*** DATA SUPPLIED ***

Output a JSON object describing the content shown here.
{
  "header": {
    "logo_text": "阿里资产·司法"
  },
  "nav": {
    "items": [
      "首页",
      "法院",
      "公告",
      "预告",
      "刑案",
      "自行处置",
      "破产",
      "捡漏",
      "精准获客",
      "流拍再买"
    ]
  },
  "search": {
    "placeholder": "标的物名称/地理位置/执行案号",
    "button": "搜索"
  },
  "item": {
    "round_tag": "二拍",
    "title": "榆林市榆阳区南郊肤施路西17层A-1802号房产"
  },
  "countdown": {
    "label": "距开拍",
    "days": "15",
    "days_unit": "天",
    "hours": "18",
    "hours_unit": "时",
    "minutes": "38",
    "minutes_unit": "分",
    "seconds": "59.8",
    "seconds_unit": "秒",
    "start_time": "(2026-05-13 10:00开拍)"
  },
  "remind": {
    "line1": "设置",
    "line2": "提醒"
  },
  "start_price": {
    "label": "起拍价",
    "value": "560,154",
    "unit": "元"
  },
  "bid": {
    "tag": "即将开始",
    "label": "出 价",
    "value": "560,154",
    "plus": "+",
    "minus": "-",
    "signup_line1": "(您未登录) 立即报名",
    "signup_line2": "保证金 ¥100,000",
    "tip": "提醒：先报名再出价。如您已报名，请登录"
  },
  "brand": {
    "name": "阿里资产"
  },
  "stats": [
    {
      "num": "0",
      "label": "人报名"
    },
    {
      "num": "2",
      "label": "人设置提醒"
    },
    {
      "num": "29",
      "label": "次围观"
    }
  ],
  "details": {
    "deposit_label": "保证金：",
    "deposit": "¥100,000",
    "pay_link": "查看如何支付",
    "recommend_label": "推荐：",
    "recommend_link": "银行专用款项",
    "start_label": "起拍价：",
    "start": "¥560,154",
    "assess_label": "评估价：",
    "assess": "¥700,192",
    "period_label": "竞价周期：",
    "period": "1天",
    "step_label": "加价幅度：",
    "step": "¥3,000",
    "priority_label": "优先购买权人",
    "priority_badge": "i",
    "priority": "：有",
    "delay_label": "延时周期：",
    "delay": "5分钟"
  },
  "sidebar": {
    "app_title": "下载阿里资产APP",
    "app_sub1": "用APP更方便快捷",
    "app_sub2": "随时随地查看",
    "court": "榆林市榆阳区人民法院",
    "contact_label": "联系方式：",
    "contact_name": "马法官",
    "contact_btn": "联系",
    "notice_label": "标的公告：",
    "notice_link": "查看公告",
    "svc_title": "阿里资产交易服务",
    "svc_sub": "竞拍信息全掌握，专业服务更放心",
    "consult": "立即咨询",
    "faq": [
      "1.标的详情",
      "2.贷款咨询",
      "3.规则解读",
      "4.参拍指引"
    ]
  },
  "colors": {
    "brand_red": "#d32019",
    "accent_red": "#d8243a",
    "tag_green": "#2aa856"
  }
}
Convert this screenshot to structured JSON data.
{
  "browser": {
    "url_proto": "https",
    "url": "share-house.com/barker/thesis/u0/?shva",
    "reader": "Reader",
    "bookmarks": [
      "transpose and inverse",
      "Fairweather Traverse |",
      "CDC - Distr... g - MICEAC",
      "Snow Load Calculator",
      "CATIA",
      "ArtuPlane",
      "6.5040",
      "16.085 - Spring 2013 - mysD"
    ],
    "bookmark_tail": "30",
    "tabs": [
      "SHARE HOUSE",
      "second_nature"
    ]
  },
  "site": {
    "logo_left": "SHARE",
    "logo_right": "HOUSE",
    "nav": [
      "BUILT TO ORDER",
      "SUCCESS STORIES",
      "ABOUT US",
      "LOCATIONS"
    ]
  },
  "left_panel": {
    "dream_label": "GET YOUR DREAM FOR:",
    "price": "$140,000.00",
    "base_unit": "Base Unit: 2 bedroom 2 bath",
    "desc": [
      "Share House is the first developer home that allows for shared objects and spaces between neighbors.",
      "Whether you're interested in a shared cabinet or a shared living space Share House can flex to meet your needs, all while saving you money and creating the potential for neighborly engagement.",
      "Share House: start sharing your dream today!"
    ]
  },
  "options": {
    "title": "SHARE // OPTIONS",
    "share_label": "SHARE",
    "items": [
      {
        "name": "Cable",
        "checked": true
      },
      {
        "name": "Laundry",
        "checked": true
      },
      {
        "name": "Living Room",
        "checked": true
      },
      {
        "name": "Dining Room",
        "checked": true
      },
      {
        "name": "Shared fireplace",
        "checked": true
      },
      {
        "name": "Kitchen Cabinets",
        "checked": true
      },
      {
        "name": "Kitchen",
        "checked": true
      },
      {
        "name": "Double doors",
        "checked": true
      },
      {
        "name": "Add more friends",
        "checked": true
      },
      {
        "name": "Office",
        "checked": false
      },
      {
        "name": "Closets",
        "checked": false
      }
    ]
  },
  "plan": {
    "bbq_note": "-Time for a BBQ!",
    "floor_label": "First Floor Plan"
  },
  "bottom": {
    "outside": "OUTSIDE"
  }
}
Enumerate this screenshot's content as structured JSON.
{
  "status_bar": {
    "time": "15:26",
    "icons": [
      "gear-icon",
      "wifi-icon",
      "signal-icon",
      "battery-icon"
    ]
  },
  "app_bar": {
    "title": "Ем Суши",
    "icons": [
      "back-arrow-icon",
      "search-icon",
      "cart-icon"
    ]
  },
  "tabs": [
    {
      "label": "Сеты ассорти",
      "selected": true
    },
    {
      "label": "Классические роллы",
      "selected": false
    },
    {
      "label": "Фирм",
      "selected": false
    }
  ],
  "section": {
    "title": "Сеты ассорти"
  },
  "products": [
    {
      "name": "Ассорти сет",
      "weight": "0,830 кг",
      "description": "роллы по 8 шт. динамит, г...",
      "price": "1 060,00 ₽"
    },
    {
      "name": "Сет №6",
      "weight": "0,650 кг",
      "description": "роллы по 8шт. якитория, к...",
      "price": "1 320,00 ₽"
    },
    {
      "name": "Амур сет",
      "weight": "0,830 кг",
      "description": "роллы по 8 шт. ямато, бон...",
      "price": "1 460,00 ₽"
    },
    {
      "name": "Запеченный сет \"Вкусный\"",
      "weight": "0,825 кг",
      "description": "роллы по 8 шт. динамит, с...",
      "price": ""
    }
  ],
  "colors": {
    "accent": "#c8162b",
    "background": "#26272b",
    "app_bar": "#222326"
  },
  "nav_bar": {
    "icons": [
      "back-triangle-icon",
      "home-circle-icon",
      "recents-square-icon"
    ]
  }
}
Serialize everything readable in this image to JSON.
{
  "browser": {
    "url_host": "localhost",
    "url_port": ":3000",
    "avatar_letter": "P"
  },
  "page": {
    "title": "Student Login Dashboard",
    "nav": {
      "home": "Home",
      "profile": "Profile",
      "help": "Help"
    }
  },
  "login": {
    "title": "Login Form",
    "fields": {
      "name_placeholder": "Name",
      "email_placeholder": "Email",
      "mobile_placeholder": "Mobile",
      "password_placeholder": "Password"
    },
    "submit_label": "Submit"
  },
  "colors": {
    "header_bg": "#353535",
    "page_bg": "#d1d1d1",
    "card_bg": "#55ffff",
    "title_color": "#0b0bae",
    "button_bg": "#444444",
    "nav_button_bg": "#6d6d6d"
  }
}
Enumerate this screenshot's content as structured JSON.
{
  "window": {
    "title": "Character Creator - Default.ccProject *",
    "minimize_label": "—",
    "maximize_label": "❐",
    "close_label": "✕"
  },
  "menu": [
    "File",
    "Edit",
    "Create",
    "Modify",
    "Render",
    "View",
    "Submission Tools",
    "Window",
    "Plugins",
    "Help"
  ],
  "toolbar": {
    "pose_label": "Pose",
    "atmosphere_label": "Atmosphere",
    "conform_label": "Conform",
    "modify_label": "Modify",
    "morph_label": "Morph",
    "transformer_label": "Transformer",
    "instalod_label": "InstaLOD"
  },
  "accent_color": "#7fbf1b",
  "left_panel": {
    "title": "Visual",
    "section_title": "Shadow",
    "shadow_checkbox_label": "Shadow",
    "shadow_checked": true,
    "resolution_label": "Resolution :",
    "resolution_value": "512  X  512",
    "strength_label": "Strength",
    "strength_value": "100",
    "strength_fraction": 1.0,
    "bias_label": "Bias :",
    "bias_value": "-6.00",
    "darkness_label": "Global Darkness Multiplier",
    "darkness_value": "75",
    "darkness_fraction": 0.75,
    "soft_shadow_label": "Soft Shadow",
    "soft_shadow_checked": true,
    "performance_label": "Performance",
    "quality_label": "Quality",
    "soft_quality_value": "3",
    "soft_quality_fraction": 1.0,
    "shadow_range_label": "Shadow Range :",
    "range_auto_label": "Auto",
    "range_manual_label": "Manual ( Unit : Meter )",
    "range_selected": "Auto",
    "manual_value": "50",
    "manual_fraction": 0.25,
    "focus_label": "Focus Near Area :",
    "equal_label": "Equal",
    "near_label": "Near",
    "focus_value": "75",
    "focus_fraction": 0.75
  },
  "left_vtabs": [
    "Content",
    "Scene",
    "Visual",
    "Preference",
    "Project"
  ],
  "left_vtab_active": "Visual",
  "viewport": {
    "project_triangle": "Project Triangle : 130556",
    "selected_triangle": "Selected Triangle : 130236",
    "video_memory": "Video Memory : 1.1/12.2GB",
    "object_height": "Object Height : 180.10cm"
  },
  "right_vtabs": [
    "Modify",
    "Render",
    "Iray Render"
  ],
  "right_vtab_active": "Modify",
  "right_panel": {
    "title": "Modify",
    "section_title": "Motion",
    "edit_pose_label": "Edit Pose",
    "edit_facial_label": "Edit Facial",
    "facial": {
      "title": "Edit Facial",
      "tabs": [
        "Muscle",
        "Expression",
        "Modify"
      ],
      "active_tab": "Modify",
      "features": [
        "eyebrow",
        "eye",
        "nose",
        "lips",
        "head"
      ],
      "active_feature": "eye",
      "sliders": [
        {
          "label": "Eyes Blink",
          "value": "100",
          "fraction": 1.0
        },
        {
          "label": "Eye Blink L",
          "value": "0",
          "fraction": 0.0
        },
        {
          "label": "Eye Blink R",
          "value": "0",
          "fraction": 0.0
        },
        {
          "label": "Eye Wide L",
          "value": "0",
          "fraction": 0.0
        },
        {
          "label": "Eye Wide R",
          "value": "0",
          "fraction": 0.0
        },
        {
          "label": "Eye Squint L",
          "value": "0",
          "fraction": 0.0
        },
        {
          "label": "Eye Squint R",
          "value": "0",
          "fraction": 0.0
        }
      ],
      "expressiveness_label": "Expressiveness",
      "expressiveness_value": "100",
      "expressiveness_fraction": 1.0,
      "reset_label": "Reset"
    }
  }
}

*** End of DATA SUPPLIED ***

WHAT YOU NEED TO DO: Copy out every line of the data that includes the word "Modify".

SOLUTION TO THE PROBLEM:
    "Modify",
    "modify_label": "Modify",
    "Modify",
  "right_vtab_active": "Modify",
    "title": "Modify",
        "Modify"
      "active_tab": "Modify",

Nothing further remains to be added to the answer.